REQUIREMENT> Return only the number of lines in the entries below that hold the word "Landscape".

DATA PROVIDED>

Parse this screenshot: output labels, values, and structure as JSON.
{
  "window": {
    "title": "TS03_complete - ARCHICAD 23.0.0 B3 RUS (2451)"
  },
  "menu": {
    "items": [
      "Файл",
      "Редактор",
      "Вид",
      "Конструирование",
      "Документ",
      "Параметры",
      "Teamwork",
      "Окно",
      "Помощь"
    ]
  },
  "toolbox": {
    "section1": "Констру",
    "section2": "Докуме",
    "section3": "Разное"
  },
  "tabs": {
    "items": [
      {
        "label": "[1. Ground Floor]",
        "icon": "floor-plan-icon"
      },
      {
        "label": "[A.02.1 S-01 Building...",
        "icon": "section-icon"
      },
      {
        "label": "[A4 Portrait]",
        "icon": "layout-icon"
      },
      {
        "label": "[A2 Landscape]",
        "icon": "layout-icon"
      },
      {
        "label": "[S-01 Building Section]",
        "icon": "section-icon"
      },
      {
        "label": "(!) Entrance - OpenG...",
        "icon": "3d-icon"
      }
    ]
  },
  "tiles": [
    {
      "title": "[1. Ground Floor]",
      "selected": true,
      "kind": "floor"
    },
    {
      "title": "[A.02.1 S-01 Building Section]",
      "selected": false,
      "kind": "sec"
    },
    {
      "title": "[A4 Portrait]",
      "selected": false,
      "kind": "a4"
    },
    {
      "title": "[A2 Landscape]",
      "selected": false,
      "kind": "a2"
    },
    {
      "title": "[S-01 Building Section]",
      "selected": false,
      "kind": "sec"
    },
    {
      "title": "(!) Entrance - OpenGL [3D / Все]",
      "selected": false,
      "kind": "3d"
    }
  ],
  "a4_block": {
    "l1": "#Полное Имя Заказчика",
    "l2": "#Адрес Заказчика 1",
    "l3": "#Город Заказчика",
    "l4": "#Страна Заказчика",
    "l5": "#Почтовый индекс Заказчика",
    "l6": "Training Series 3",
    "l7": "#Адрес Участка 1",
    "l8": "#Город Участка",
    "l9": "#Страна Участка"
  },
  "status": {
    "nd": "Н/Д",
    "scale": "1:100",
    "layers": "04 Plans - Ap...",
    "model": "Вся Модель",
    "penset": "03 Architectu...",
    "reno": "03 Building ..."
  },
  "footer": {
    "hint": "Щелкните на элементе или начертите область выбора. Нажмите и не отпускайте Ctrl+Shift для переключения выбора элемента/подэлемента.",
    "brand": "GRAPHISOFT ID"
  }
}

OUTPUT BELOW> 2